Another reason to embrace PDH is to further enhance knowledge from the margins, an emphasis of history from below. A famous African thinker once said that until the lions have their own historians, the history of the hunt will always glorify the hunter [Brooks 1994]. By choosing to lend a voice to the historically-disadvantaged digital Dalits and subalterns [Risam 2018, 10], Risam hopes to explore the unexamined questions of power, globalization, and colonial ideologies (emanating from the global north) that have shaped the digital cultural record. By choosing to hear from the kings, queens, peasants, and outcasts of history, the author hopes to produce a richer encoding of the past as embodied in the digital cultural record.
Going further, PDH intends to pay attention to decolonial computing, which calls for renewed attention to critical race theory within technocultures [Risam 2018, 139]. After much practice and rumination, data scientists eventually learn than data is not information, information is not knowledge, knowledge is not understanding, understanding is not wisdom. Decolonial computing is about interrogating who is doing computing, where they are doing it, and, thereby, what computing means both epistemologically and ontologically. PDH questions the hitherto presumed political and ethical neutrality of computing techniques. Myriad questions about the objectivity of technical methods are re-examined in new light.
This book is recommended for scholars that recognize the utmost importance of critical historiography, while intending to expand the frontiers of digital humanities. Risam walks the talk through a comprehensive listing of named PDH projects which take history from below seriously. Risam’s unusual decision to examine the conceptual frameworks that animate the design of computing systems remains a good example of dialectical engagement animated by a philosophical spirit. The products of PDH research work will make tacit knowledge explicit, shed light upon hermeneutical blind spots, and shake up existing digital humanities pedagogy. The new approaches proposed will go a long way in answering many old, lingering questions.

Works Cited

Bhattacharya 1983  Battacharya, S. “History from Below,” Social Scientist, 11, 4 (April 1983): 3-20 https://doi.org/10.2307/3517020
Brewer 2019  Brewer, R. M. “Politics and Power: Securing Resources for Black Study,” Black Perspectives (November 14, 2019) https://www.aaihs.org/politics-and-power-securing-resources-for-black-study/
Brooks 1994  Brooks, J. “Chinua Achebe, The Art of Fiction,” The Paris Review 133 (Winter 1994) https://www.theparisreview.org/interviews/1720/the-art-of-fiction-no-139-chinua-achebe
Katz 2013  Katz, D. S. “History from Way Above: Recognizing Patterns through the Fuzz and Fog of the Past,” Common Knowledge 19, 1 (2013): 40-50 https://doi.org/10.1215/0961754X-1815642
Rhodes 2016  Rhodes, D. “Black studies struggle at state universities under current fiscal climate,” Chicago Tribune, 6 September 2016, https://www.chicagotribune.com/news/breaking/ct-african-american-studies-college-major-met-20160905-story.html

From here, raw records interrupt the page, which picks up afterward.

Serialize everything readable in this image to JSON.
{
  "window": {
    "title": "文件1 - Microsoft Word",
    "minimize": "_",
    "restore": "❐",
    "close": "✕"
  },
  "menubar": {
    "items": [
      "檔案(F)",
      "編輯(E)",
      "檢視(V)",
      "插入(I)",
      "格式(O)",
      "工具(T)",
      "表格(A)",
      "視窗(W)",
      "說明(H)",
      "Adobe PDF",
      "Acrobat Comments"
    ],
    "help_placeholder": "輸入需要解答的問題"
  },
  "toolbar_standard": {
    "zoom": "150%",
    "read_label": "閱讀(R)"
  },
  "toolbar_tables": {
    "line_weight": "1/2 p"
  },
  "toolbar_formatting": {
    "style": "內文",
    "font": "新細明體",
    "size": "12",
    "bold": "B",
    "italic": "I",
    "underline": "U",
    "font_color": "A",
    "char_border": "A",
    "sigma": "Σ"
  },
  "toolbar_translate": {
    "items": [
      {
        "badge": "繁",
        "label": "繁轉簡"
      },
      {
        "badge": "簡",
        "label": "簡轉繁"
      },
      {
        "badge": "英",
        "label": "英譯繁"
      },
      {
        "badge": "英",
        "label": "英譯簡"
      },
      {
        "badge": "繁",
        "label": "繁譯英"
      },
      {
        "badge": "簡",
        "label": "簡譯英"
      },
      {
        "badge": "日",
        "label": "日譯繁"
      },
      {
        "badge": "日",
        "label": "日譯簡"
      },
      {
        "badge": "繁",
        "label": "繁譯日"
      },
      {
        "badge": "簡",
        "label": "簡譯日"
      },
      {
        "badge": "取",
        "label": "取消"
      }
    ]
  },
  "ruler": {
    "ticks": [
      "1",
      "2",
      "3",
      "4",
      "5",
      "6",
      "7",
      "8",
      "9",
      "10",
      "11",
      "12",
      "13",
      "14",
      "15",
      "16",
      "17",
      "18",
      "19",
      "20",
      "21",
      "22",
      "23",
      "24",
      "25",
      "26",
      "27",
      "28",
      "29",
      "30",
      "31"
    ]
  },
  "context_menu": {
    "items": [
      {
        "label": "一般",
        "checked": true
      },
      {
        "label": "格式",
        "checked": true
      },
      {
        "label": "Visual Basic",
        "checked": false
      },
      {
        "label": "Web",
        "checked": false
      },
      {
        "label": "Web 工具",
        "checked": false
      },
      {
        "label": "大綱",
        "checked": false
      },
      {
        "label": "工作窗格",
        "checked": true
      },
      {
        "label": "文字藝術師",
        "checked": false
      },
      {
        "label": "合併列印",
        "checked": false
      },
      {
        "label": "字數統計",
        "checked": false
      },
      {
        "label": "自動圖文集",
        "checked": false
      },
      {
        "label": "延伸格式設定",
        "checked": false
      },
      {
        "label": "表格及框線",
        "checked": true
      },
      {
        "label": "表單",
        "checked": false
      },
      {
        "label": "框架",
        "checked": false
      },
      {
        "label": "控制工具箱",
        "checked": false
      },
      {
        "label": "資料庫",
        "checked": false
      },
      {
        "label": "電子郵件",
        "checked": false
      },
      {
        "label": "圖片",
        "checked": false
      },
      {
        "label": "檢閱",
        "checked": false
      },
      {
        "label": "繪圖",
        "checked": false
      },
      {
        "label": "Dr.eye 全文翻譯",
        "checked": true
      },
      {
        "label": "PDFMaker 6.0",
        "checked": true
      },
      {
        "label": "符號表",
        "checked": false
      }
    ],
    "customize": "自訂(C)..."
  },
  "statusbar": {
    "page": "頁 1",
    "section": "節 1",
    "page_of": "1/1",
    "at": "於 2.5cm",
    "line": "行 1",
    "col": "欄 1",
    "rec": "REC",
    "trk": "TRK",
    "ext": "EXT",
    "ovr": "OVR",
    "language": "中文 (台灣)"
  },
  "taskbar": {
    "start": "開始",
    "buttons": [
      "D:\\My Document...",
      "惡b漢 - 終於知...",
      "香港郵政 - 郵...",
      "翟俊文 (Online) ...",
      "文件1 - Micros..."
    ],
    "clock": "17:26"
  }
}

Risam 2018  Risam, R. New Digital Worlds: Postcolonial Digital Humanities in Theory, Praxis and Pedagogy. Northwestern University Press, Evanston (2018).
2022 16.2  |  XMLPDFPrint